Tips for Hearing Service Providers: Outreach to the Deaf Community DON’T make assumptions about the type of accommodations a Deaf or hard of hearing battered woman might need to effectively communicate with you…… ASK her!
Tips for Deaf Service Providers Assisting Women Who Are Abused Educate staff about domestic violence-- invite domestic violence agencies to provide in-service trainings for your staff Co-sponsor domestic violence training events for the Deaf community with the local domestic violence providers Offer your expertise to domestic violence organizations as a volunteer or Board member
Tips for Deaf Service Providers Assisting Women Who Are Abused Offer to assist local service providers to become more “Deaf-friendly” Incorporate screening for domestic violence in your intake or service provision Establish protocols for disclosures of abuse Learn the many domestic violence service providers in Monroe County so you can make appropriate referrals--see R/MC DVC Resource Directory
The Rochester/Monroe County Domestic Violence Consortium What is the Consortium? Who can be a member? Continue today’s conversation through Coordinated Community Response? - -Consider establishing an ad-hoc Consortium Committee to examine the issue of domestic violence in Monroe County’s Deaf community and our systemic response
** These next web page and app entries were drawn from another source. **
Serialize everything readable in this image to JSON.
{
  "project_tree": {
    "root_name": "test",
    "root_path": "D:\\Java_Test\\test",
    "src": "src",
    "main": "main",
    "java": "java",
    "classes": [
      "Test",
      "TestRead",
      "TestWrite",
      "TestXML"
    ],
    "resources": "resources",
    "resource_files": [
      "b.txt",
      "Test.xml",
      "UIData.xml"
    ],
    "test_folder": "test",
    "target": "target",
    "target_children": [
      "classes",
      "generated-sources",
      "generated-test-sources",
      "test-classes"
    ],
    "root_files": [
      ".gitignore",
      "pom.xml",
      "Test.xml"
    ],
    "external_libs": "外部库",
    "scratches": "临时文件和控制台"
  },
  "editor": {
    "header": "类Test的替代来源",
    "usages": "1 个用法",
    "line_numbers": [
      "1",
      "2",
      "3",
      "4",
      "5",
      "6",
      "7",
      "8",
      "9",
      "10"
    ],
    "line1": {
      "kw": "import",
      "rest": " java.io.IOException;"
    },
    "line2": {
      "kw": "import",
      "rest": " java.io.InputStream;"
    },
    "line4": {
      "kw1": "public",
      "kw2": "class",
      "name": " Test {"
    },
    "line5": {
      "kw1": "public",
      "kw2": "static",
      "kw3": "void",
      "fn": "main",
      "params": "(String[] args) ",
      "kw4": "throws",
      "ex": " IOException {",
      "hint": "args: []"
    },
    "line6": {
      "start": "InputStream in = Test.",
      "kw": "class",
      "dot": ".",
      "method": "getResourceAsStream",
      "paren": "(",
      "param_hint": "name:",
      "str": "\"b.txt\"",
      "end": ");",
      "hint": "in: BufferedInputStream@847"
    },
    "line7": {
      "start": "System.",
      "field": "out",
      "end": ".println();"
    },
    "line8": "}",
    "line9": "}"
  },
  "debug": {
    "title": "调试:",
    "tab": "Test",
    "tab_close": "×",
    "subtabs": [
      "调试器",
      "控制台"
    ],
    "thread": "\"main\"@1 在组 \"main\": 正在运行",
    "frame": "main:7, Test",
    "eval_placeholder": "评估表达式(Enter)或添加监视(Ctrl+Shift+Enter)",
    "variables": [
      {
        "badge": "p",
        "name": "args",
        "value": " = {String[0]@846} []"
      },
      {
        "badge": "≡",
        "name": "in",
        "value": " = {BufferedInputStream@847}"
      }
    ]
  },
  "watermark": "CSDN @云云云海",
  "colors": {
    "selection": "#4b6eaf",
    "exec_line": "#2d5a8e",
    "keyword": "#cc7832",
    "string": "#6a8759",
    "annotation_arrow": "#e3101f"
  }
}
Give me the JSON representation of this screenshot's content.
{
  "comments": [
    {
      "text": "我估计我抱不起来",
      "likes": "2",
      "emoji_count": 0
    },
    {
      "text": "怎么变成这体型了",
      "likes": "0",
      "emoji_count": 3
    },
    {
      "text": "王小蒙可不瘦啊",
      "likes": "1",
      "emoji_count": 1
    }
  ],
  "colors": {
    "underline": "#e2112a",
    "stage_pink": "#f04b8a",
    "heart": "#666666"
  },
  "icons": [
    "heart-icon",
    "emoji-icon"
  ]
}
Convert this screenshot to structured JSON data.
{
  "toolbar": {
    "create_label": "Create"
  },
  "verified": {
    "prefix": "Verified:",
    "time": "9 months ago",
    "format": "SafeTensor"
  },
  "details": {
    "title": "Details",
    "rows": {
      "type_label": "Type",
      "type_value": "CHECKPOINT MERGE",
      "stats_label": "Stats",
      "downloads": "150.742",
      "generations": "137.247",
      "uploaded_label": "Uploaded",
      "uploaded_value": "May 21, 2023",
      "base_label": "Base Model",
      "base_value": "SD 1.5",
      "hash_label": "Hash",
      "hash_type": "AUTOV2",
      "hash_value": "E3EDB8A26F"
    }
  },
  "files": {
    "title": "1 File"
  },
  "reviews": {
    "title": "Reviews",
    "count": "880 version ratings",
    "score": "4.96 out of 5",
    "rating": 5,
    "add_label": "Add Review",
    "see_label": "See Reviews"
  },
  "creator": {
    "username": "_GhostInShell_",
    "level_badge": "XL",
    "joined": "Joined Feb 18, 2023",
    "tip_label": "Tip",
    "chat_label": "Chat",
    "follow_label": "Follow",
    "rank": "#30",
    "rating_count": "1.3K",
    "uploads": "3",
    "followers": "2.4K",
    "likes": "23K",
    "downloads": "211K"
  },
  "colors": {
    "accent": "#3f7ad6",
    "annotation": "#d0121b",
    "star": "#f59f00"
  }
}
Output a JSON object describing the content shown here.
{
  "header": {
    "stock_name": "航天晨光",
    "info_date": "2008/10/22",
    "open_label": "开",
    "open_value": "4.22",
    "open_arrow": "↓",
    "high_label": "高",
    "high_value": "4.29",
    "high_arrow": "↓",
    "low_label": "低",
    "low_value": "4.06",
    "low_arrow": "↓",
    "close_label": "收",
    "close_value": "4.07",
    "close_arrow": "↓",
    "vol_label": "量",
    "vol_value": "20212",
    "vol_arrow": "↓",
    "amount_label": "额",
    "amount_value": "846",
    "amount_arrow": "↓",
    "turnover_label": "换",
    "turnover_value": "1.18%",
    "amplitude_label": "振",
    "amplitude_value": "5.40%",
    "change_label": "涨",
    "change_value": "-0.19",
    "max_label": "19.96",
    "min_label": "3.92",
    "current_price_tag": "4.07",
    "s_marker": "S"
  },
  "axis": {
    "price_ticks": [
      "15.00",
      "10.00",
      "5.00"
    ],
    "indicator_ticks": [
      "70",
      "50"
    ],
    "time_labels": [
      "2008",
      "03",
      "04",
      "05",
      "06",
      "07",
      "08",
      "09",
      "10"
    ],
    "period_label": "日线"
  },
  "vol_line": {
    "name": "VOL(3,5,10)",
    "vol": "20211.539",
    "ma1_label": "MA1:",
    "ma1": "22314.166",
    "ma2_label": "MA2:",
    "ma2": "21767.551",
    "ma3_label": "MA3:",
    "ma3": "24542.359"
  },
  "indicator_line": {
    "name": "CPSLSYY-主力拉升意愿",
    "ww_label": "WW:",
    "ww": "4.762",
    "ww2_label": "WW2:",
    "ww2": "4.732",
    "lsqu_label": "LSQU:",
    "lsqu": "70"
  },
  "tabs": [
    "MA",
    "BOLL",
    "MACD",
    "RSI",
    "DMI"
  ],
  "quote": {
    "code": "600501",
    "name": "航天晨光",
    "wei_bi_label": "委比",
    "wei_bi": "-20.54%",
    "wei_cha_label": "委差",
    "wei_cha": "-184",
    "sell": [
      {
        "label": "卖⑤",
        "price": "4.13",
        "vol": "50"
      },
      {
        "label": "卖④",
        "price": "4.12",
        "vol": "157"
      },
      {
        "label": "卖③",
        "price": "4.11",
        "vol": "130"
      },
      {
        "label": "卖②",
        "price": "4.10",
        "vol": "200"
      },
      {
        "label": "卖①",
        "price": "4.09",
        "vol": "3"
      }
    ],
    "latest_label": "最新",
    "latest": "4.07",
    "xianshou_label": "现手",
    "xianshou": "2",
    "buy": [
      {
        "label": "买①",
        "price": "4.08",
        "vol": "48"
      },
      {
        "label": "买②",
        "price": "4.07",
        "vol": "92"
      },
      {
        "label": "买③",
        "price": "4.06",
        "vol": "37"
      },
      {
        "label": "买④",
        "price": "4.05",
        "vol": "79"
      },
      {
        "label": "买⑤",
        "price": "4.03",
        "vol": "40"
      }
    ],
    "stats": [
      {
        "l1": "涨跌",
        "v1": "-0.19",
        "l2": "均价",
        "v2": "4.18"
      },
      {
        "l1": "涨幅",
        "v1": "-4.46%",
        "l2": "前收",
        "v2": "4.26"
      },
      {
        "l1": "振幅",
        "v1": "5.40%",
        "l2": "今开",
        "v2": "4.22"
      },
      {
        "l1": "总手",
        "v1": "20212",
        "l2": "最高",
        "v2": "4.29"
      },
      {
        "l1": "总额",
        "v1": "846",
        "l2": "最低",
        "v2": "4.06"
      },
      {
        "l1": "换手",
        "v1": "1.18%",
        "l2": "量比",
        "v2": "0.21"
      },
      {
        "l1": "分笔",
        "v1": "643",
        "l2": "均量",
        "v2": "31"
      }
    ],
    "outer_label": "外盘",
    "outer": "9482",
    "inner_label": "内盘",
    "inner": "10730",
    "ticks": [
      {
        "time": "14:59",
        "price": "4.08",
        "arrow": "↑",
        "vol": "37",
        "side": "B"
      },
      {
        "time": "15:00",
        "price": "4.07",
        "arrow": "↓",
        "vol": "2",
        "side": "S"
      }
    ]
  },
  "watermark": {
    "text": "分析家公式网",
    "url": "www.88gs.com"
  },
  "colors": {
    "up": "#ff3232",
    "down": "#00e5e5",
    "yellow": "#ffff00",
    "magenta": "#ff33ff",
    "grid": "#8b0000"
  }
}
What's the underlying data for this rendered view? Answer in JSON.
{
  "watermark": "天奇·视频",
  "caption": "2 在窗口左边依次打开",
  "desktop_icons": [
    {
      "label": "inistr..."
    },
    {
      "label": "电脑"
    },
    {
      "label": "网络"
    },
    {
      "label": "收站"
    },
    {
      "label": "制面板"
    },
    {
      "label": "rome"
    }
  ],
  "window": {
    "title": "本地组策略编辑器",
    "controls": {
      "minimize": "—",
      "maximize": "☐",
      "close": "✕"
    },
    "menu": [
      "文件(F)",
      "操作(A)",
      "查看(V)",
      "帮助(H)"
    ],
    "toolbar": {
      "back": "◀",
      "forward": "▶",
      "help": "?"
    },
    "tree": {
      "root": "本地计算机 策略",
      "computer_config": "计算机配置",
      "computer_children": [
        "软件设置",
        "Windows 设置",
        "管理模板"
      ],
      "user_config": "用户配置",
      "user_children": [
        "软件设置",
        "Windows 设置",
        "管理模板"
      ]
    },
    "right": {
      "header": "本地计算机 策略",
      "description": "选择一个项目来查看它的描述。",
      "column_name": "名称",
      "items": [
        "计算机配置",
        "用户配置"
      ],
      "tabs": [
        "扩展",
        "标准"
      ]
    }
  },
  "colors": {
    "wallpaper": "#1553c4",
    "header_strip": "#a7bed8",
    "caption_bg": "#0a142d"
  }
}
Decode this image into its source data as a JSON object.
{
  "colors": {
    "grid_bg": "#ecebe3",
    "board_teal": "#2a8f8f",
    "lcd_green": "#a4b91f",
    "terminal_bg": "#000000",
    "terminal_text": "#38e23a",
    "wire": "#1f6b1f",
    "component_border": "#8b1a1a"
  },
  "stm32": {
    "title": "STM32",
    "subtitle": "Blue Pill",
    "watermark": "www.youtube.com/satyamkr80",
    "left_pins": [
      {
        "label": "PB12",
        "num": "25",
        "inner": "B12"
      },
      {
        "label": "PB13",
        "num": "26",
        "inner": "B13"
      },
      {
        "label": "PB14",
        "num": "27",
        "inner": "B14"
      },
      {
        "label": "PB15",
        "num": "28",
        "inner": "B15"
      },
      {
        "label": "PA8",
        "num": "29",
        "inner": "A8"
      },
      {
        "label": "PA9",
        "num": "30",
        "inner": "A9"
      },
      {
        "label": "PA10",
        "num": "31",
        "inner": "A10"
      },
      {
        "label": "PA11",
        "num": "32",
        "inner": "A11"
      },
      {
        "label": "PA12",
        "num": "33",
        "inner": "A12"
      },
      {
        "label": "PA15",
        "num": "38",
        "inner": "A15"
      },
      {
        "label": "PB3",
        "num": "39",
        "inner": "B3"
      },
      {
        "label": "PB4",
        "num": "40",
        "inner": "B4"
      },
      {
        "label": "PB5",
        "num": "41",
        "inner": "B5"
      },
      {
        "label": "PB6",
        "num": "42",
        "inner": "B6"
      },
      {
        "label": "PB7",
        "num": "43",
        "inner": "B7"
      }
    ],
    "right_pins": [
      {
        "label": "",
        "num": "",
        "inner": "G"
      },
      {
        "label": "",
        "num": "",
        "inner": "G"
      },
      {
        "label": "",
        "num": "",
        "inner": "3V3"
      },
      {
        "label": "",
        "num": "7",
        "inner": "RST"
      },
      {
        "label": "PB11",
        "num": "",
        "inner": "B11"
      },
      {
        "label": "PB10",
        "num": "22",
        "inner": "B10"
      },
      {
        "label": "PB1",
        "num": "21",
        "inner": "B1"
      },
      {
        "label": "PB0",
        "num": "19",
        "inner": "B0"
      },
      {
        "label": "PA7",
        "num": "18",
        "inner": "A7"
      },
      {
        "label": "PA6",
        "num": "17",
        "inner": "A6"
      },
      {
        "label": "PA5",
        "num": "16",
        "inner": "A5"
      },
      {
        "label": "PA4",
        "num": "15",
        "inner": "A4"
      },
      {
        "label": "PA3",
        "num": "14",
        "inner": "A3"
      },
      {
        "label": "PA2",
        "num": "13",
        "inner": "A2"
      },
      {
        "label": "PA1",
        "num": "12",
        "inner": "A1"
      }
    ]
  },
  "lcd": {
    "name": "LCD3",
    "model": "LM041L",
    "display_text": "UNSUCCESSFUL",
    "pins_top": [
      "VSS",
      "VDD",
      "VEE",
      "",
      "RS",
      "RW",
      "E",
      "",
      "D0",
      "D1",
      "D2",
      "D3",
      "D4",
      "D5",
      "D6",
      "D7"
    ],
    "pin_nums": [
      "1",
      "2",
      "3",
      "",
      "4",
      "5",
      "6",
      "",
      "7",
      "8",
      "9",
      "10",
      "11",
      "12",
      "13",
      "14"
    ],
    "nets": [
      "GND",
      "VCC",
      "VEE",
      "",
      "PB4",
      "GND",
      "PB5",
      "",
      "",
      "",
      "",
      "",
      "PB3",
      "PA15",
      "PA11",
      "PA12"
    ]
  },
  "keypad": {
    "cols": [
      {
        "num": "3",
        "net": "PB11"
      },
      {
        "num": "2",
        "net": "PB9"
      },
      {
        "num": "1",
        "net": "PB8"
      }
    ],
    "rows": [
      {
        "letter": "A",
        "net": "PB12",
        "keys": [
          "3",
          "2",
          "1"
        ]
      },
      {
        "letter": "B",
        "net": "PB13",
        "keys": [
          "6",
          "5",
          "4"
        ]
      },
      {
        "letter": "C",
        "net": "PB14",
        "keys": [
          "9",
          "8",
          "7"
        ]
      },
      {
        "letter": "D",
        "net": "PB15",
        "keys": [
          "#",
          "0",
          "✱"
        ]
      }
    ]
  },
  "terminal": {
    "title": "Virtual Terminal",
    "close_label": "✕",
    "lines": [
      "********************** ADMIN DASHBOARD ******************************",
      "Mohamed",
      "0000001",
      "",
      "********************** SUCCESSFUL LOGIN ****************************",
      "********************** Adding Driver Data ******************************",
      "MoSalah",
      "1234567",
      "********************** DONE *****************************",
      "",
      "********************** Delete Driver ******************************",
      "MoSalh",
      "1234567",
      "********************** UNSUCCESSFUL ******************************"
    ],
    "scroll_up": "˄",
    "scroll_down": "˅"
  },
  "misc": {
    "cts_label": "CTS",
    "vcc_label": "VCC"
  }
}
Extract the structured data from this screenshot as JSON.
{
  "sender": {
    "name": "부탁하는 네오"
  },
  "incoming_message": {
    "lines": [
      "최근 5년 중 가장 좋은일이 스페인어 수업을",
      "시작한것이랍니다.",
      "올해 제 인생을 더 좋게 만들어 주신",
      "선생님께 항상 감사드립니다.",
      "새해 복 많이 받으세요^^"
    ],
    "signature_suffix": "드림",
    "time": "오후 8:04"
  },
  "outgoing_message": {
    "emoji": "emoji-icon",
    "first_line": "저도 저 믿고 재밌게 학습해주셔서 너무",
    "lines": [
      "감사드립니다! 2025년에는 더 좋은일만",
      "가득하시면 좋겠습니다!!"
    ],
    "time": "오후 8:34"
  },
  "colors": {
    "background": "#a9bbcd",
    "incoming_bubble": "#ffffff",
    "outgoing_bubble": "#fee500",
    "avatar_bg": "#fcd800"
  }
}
All rights reserved. For permission to reprint any part of this presentation or its supplementary handouts Please contact: Amy Schwartz, Esq. Empire Justice Center, Inc. 80 St. Paul St., Suite 660 Rochester, NY